▶ Recorded data
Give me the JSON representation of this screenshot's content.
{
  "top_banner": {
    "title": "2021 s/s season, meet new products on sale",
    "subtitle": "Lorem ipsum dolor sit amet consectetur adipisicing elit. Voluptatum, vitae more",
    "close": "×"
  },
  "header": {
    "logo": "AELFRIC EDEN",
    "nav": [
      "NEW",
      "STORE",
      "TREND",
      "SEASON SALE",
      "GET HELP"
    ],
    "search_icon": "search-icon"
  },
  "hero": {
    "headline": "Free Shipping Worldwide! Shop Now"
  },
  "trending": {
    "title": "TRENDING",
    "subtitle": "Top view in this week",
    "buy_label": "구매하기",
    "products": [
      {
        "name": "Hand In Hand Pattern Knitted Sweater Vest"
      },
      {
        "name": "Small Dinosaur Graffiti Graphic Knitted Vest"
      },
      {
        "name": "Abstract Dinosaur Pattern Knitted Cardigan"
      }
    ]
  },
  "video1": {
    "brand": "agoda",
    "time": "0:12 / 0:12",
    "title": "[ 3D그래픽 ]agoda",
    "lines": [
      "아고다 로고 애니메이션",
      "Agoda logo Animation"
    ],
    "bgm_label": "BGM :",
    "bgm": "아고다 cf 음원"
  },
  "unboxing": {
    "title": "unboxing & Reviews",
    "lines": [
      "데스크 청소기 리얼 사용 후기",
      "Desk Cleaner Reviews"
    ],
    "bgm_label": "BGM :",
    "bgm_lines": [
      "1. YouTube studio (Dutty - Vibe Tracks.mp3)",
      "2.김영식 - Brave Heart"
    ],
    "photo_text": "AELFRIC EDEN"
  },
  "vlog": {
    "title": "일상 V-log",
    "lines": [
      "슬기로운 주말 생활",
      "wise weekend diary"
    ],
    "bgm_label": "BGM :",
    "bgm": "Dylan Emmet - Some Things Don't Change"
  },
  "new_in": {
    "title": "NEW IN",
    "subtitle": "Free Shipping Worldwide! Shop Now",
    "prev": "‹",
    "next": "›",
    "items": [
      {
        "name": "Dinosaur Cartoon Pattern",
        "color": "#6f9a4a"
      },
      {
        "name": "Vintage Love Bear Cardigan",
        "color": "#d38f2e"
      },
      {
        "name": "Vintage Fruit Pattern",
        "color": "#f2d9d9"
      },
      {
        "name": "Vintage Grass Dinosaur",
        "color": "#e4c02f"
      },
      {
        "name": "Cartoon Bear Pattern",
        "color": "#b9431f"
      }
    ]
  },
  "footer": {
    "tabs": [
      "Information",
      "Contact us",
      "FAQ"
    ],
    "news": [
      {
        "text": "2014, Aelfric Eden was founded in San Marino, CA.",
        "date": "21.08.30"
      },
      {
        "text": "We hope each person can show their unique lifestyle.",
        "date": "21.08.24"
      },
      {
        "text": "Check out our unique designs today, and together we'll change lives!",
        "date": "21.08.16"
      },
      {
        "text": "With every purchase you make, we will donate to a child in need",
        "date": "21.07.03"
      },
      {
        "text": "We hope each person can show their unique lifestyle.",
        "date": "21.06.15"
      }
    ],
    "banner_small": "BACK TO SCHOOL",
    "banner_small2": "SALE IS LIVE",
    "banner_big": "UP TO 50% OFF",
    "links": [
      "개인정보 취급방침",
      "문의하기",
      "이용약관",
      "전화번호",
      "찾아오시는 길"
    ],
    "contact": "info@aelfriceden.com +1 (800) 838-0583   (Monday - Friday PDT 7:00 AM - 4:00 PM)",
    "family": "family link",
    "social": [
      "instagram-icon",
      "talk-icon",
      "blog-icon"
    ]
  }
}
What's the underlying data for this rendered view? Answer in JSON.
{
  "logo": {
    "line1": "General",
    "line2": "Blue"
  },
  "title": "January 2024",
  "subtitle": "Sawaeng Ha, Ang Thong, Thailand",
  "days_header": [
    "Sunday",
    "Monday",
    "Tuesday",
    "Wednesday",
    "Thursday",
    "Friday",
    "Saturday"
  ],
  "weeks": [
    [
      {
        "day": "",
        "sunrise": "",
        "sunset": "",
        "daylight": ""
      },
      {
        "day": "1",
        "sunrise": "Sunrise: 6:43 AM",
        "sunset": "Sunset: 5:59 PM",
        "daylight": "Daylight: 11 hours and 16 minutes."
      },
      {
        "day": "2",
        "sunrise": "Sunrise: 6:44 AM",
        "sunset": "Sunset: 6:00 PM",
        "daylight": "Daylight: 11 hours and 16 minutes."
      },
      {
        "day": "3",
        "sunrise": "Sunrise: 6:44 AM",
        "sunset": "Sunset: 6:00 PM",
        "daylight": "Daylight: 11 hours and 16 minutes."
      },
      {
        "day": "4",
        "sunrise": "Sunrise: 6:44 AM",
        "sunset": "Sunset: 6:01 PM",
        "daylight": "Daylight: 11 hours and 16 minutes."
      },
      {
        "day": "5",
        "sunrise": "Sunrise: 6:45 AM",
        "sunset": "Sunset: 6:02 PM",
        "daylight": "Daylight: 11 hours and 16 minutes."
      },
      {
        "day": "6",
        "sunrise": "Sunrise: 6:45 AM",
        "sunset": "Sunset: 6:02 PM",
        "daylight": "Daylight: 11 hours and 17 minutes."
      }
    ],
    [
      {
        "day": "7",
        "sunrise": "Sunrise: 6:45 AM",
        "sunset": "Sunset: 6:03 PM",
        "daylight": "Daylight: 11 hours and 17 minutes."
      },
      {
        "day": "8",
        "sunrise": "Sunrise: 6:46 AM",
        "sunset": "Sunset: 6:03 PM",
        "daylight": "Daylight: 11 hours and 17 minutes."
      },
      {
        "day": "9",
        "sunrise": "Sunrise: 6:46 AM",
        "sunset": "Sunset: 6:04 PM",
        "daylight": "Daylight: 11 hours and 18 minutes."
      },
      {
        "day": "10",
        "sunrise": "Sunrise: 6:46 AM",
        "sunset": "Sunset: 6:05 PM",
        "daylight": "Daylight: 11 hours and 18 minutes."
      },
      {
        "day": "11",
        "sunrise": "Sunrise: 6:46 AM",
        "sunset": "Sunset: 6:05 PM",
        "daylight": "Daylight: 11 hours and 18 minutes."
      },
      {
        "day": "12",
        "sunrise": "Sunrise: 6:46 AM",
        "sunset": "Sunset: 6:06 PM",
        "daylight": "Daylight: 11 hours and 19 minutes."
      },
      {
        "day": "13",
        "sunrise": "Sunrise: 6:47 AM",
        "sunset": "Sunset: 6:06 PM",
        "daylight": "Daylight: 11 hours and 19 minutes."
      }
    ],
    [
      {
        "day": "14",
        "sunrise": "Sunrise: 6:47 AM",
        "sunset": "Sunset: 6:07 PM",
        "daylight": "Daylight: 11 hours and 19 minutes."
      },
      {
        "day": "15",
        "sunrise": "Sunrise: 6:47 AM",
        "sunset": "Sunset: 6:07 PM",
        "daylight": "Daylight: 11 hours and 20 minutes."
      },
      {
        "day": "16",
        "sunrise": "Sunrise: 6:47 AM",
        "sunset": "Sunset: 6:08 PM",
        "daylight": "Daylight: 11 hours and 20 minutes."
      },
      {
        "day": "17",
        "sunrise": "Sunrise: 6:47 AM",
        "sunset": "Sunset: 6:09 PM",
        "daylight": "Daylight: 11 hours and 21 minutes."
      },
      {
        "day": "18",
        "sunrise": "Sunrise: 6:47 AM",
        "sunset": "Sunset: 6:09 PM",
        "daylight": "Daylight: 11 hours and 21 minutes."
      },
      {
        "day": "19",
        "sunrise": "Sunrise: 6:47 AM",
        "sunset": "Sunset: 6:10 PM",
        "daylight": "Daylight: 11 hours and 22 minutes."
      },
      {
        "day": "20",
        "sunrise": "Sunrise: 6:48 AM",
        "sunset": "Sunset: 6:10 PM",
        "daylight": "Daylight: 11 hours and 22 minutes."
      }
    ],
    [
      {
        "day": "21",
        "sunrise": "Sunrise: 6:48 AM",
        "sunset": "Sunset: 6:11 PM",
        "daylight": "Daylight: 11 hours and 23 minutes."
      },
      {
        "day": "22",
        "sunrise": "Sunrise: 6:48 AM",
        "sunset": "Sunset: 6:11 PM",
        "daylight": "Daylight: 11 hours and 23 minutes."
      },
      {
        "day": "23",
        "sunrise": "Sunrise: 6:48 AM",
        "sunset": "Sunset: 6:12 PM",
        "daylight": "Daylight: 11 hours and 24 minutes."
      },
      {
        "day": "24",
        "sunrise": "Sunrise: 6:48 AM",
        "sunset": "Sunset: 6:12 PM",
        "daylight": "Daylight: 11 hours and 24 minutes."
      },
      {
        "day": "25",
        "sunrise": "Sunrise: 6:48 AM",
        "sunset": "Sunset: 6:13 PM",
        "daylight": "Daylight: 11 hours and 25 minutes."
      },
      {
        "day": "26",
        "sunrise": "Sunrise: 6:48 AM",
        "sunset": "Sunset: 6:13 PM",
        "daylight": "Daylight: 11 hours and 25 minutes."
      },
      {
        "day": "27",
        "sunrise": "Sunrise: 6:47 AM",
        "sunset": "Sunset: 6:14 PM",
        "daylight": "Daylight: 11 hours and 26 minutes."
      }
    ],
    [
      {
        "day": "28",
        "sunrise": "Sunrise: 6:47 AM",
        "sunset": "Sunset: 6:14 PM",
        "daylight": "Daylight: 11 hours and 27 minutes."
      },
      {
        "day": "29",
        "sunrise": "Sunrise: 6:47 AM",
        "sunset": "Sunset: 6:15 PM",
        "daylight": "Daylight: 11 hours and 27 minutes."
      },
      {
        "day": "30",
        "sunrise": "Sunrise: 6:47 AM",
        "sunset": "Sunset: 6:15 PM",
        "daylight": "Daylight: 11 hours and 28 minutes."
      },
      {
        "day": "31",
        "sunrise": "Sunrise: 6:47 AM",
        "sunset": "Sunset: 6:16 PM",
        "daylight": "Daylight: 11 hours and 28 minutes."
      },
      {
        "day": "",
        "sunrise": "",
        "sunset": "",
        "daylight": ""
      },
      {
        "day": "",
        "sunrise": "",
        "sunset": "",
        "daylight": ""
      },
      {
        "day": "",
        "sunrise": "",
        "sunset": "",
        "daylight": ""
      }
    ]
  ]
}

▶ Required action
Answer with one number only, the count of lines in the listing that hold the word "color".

▶ Solution for this problem
5